In other words, if my son wants this and picks up the tab, then yes, I have more work, and another temporary teen. And did I mention that this young man arrives in a week?
International travel, cultural exchange, and the real world
I admit, I must be nuts. But the fact is, I believe in international travel for kids. The more we can explore the world and other cultures, learn other languages and open our minds to new ways of thinking, the better off we will all be. I traveled to France at 15, living with a family in a tiny farmhouse in the middle of Normandy. I shared a room with three other girls, which didn’t matter a damn. And then I lived with a family in the South of France. It was an extraordinary experience. Life-altering.

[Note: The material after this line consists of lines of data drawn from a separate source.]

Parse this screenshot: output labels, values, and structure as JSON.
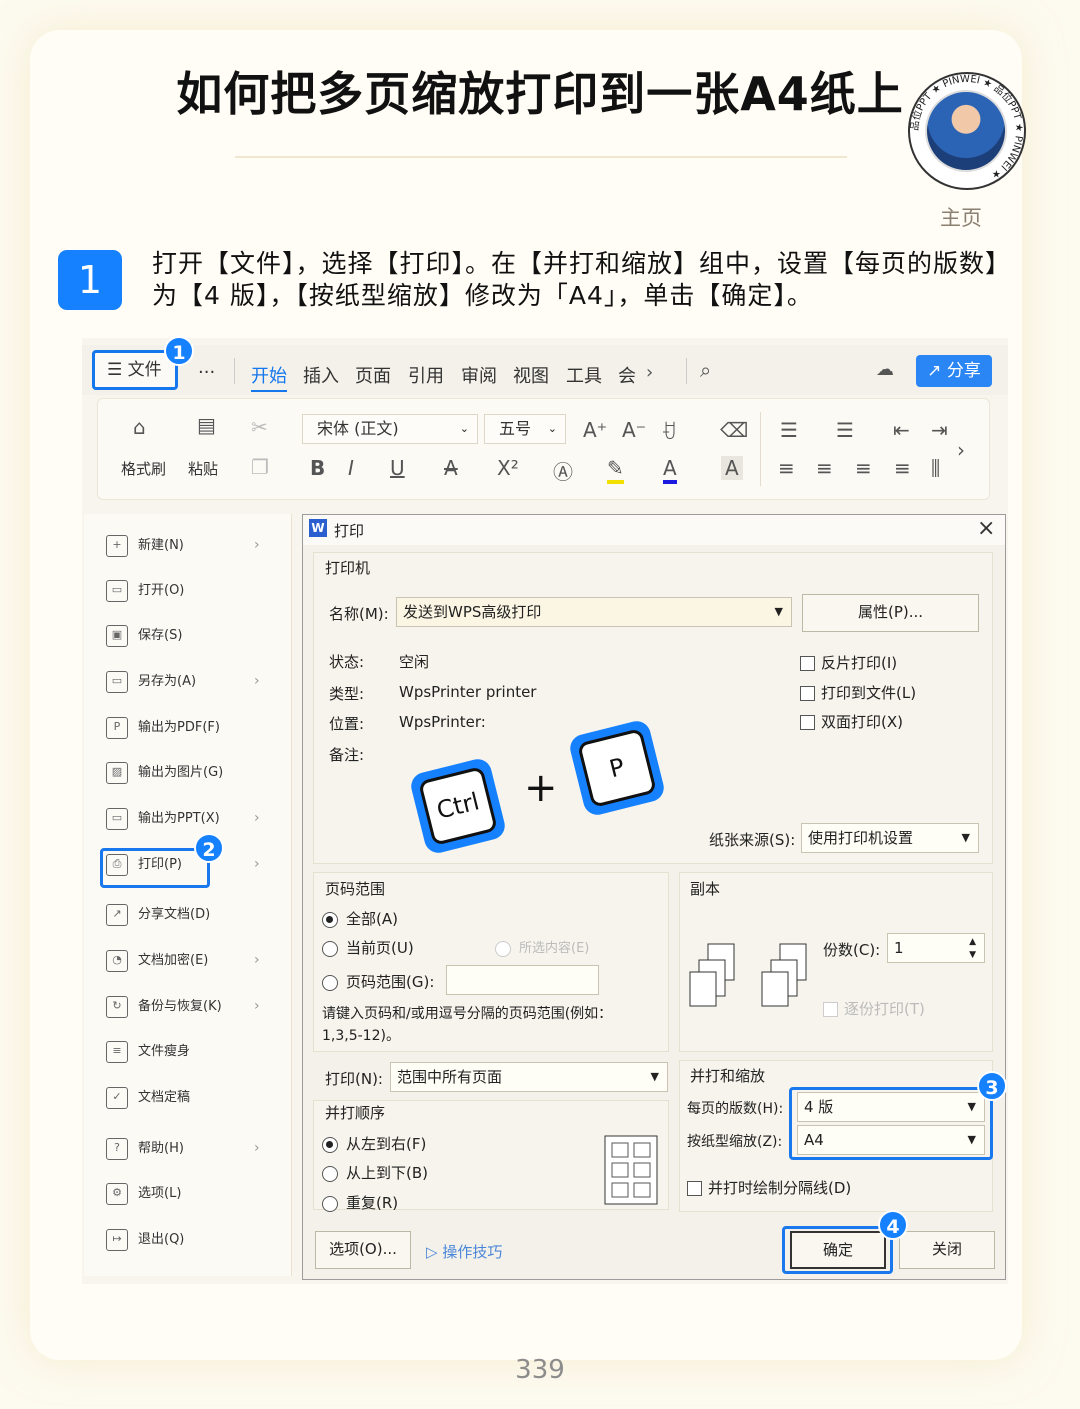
{
  "page": {
    "title": "如何把多页缩放打印到一张A4纸上",
    "home_link": "主页",
    "badge_text": "品位PPT ★ PINWEI ★ 品位PPT ★ PINWEI ★",
    "page_number": "339"
  },
  "step": {
    "number": "1",
    "text": "打开【文件】，选择【打印】。在【并打和缩放】组中，设置【每页的版数】为【4 版】，【按纸型缩放】修改为「A4」，单击【确定】。"
  },
  "app": {
    "file_menu": "文件",
    "more": "···",
    "tabs": [
      "开始",
      "插入",
      "页面",
      "引用",
      "审阅",
      "视图",
      "工具",
      "会"
    ],
    "share": "分享",
    "ribbon": {
      "format_painter": "格式刷",
      "paste": "粘贴",
      "font_name": "宋体 (正文)",
      "font_size": "五号"
    }
  },
  "file_menu_items": [
    {
      "label": "新建(N)",
      "arrow": true
    },
    {
      "label": "打开(O)",
      "arrow": false
    },
    {
      "label": "保存(S)",
      "arrow": false
    },
    {
      "label": "另存为(A)",
      "arrow": true
    },
    {
      "label": "输出为PDF(F)",
      "arrow": false
    },
    {
      "label": "输出为图片(G)",
      "arrow": false
    },
    {
      "label": "输出为PPT(X)",
      "arrow": true
    },
    {
      "label": "打印(P)",
      "arrow": true
    },
    {
      "label": "分享文档(D)",
      "arrow": false
    },
    {
      "label": "文档加密(E)",
      "arrow": true
    },
    {
      "label": "备份与恢复(K)",
      "arrow": true
    },
    {
      "label": "文件瘦身",
      "arrow": false
    },
    {
      "label": "文档定稿",
      "arrow": false
    },
    {
      "label": "帮助(H)",
      "arrow": true
    },
    {
      "label": "选项(L)",
      "arrow": false
    },
    {
      "label": "退出(Q)",
      "arrow": false
    }
  ],
  "dialog": {
    "title": "打印",
    "printer_group": "打印机",
    "name_label": "名称(M):",
    "name_value": "发送到WPS高级打印",
    "properties_btn": "属性(P)...",
    "status_label": "状态:",
    "status_value": "空闲",
    "type_label": "类型:",
    "type_value": "WpsPrinter printer",
    "location_label": "位置:",
    "location_value": "WpsPrinter:",
    "comment_label": "备注:",
    "reverse_print": "反片打印(I)",
    "print_to_file": "打印到文件(L)",
    "duplex": "双面打印(X)",
    "paper_source_label": "纸张来源(S):",
    "paper_source_value": "使用打印机设置",
    "page_range_group": "页码范围",
    "all": "全部(A)",
    "current_page": "当前页(U)",
    "selection": "所选内容(E)",
    "page_range": "页码范围(G):",
    "range_hint": "请键入页码和/或用逗号分隔的页码范围(例如：1,3,5-12)。",
    "copies_group": "副本",
    "copies_label": "份数(C):",
    "copies_value": "1",
    "collate": "逐份打印(T)",
    "print_label": "打印(N):",
    "print_value": "范围中所有页面",
    "order_group": "并打顺序",
    "left_to_right": "从左到右(F)",
    "top_to_bottom": "从上到下(B)",
    "repeat": "重复(R)",
    "zoom_group": "并打和缩放",
    "pages_per_sheet_label": "每页的版数(H):",
    "pages_per_sheet_value": "4 版",
    "scale_label": "按纸型缩放(Z):",
    "scale_value": "A4",
    "draw_separator": "并打时绘制分隔线(D)",
    "options_btn": "选项(O)...",
    "tips_link": "操作技巧",
    "ok_btn": "确定",
    "close_btn": "关闭"
  },
  "shortcut": {
    "key1": "Ctrl",
    "plus": "+",
    "key2": "P"
  },
  "callouts": [
    "1",
    "2",
    "3",
    "4"
  ],
  "colors": {
    "accent": "#1681ff",
    "highlight": "#1a78ee"
  }
}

I traveled again at 16, throughout Eastern Europe – and I wasn’t kidding when I said it’s marvelous. I tramped through Russia and Poland, Czechoslovakia and what was then East Germany. It was a mysterious, gorgeous, and culturally symphonic part of the world. I was welcomed into tiny spaces by warm hearts, absorbed language and appreciation of my own roots from the vantage point of strangers as well as families, often of very modest circumstances.
My elder has a bit of the same wanderlust, and found a way to live overseas without putting me further into debt when he traveled to Brittany, France, two years ago. He lived with a host family while attending French high school for a few months, as part of a public school program.
This would be an incredible experience for this foreign student, and of course, for my kid. And as atypical as we are (and we are), in a way, perhaps that would serve this young man and my son, both.
Another time travel note
I am proud of my 16-year old for wanting to do this, and a little surprised. Our lives are anything but simple. But this must feel like a safe and loving household all the same, if he wants to open our doors to another kid, from another country.
The fact that my elder son is actually planning to fly home for five days during the same time period (his spring break) will make things more exhausting, more expensive, and more wild – all round. But it will be a helluva couple of weeks – for all of them. And me, too.
So, it’s really up to my younger son now. If he’ll forfeit the dollars, then call me crazy, but I’ll push aside the stack of bills to make room for more life at the kitchen table.
And meanwhile, I’ll keep you, um, posted. Someone needs to know when and where to send the men in white coats. For me.